LOLA Landscape Architects : Peter Veenstra, Artur Boreiszo, Jie Wang, Nerea Febré Diciena, Roberto Coccia, Simon Verbeeck, Sara Ingignoli
de Architekten Cie. : Branimir Medić, Igor Sladoljev, Reinis Pakulis
Deltares: Frans Klijn
Maniny Park and Rohan and Libeň Island Concept plan
The primary goal of the design is to create a resilient floodplain, that lays out a basic structure that can serve the city for centuries to come, by mitigating flood risks and providing ecosystem services. The design is fully adjusted to the various flood risk levels.
Maniny Park has been designed to function as core habitat within the river ecosystem serving as a catalyst to kickstart high natural values. For fauna it includes fish spawning areas and bird sanctuaries that are only accessible for people parts of the year. Some parts are permanently inaccessible to humans, and fully devoted to animal and plant life.
The design is proposed as a careful transformation of the existing situation; it is an iterative process in which social structures, natural values and the physical reality are optimized for future use and climate conditions, while keeping the beauty and excitement the site has today. Existing meadows, trees, gardens and river edges are kept in the final layout of the park. The post-industrial areas that have developed a rich ecology over time are being retained as concrete jungles.
Maniny Park is promoting a healthy lifestyle and healthy ageing, by integrating of active leisure and sports into the natural environment. Along the bike promenade there is a series of sports features that can generate an infectious sporting atmosphere. On the island the atmosphere is more calm, and sports and activity is imagined to be more individual on a daily basis, while the central lawn offers space for organized sportive events. The nature offers space for climbing, swimming and trail running.

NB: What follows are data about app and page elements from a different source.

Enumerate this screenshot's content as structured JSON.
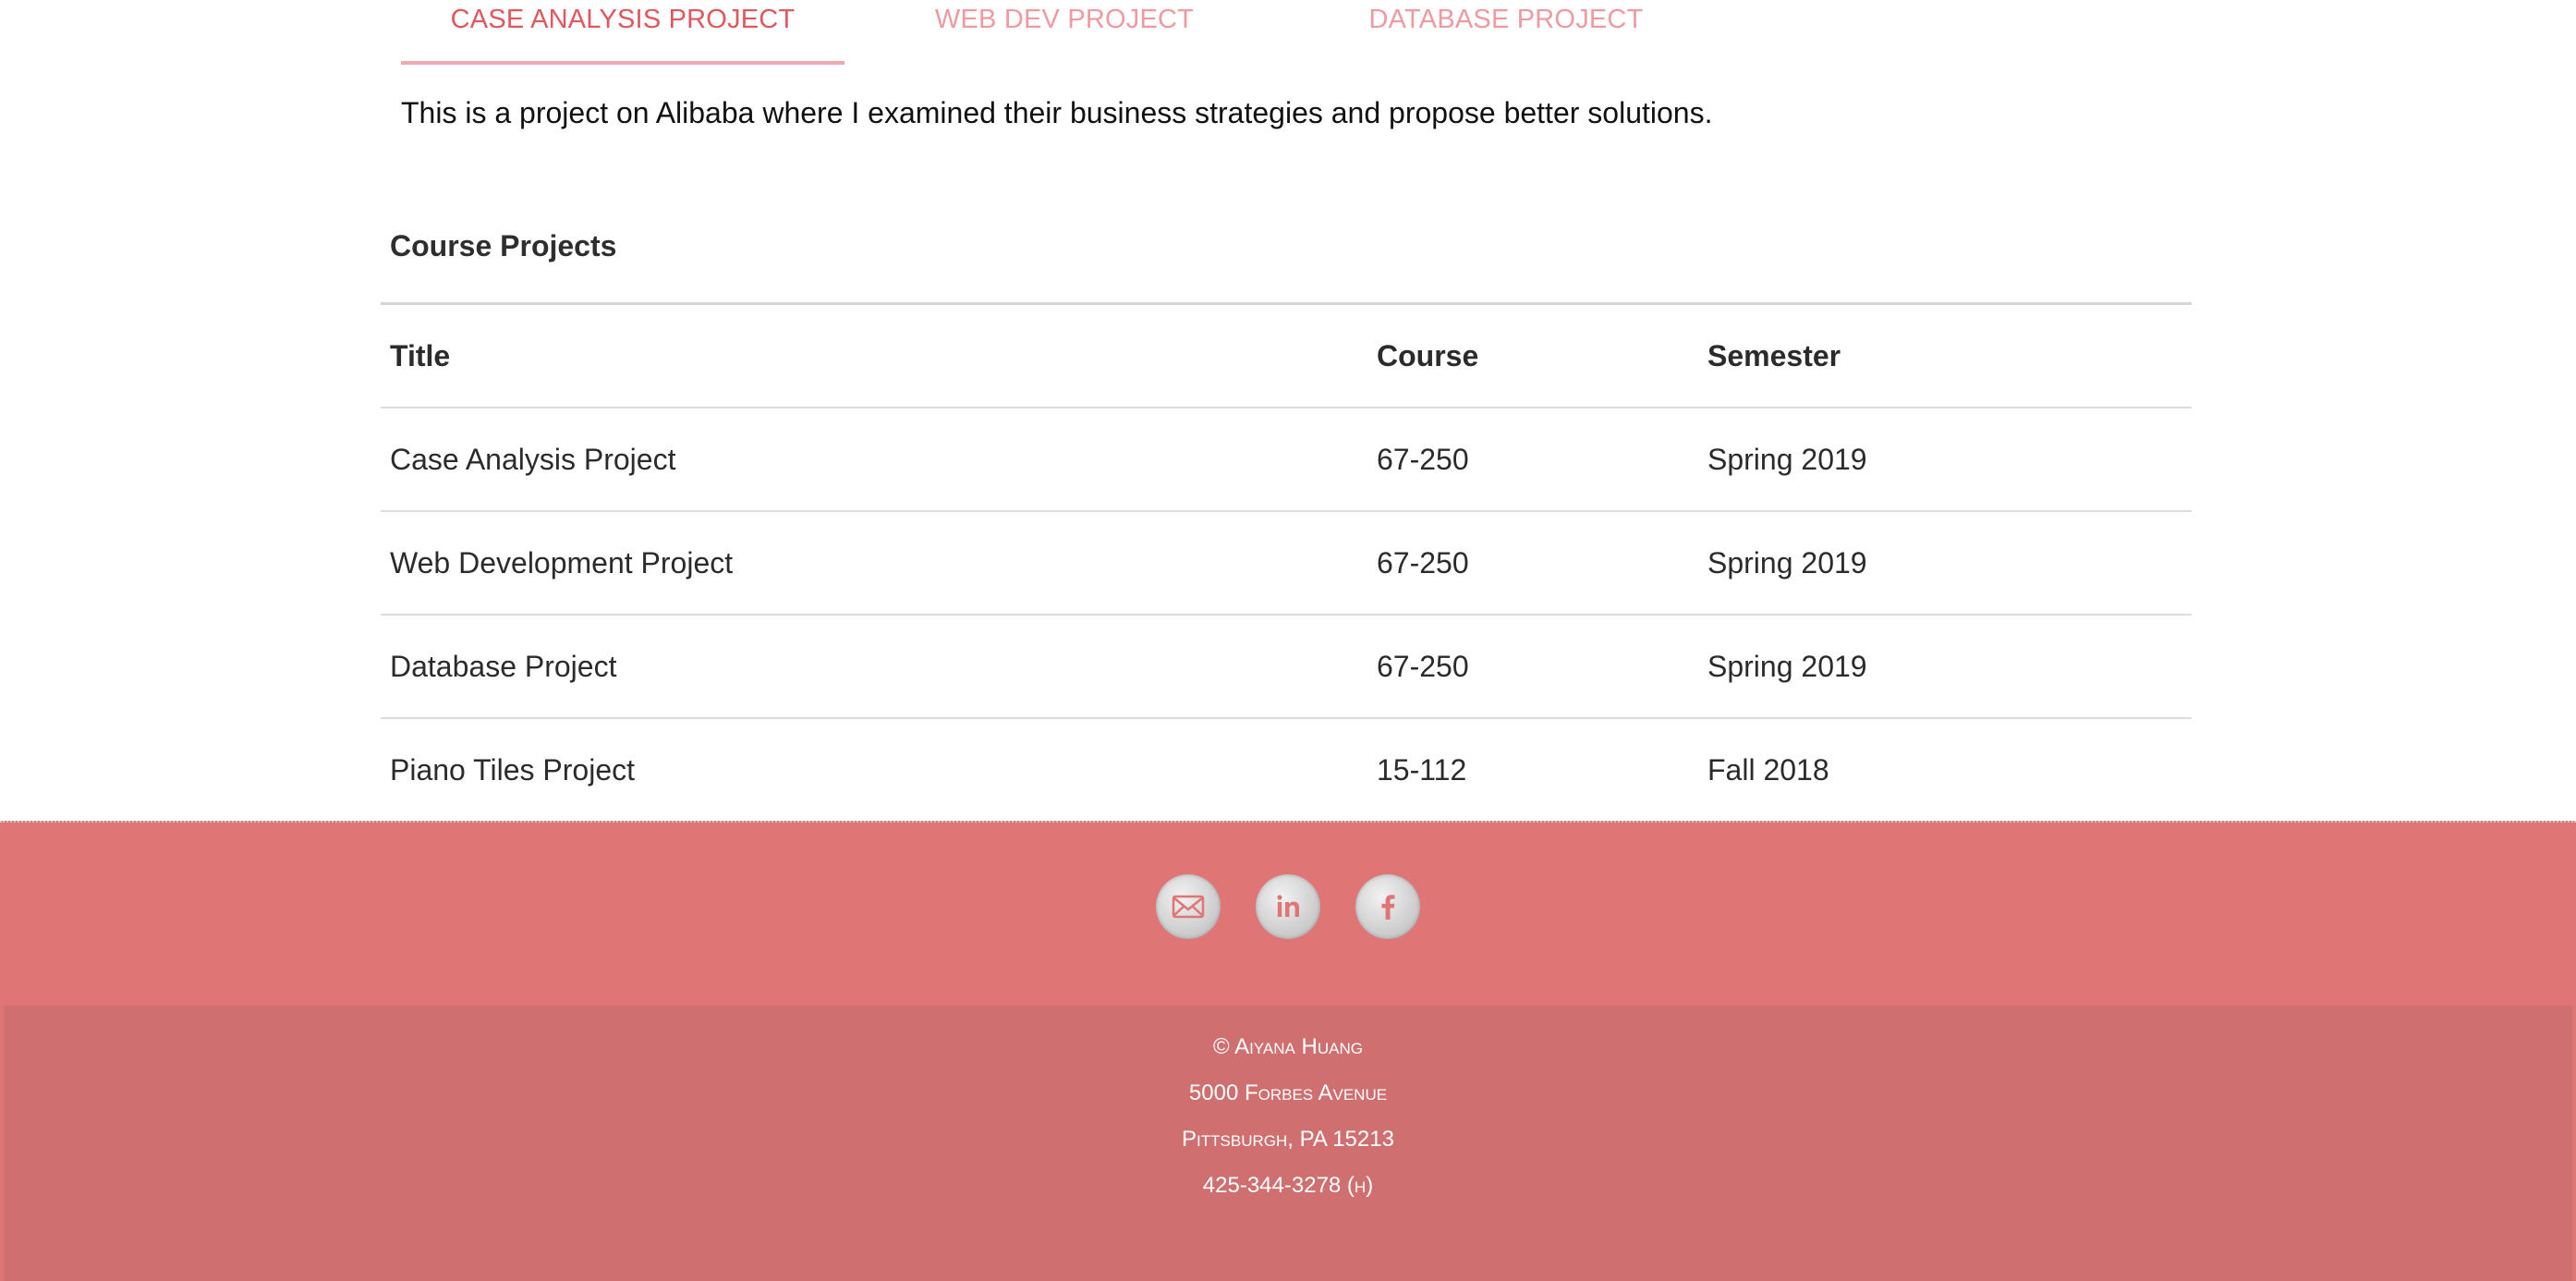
{
  "tabs": [
    {
      "label": "Case Analysis Project",
      "active": true
    },
    {
      "label": "Web Dev Project",
      "active": false
    },
    {
      "label": "Database Project",
      "active": false
    }
  ],
  "tab_content": "This is a project on Alibaba where I examined their business strategies and propose better solutions.",
  "course_table": {
    "caption": "Course Projects",
    "headers": [
      "Title",
      "Course",
      "Semester"
    ],
    "rows": [
      [
        "Case Analysis Project",
        "67-250",
        "Spring 2019"
      ],
      [
        "Web Development Project",
        "67-250",
        "Spring 2019"
      ],
      [
        "Database Project",
        "67-250",
        "Spring 2019"
      ],
      [
        "Piano Tiles Project",
        "15-112",
        "Fall 2018"
      ]
    ]
  },
  "footer": {
    "social_icons": [
      "email-icon",
      "linkedin-icon",
      "facebook-icon"
    ],
    "copyright": "© Aiyana Huang",
    "address_line1": "5000 Forbes Avenue",
    "address_line2": "Pittsburgh, PA 15213",
    "phone": "425-344-3278 (h)"
  },
  "colors": {
    "accent": "#e0585f",
    "tab_inactive": "#ee9aa0",
    "footer_bg": "#e07576",
    "footer_bottom_bg": "#d06f6f"
  }
}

The identity of the park is created by topography and the natural vegetation. These qualities are timeless, and are likely to still be appreciated in 50 to 100 years.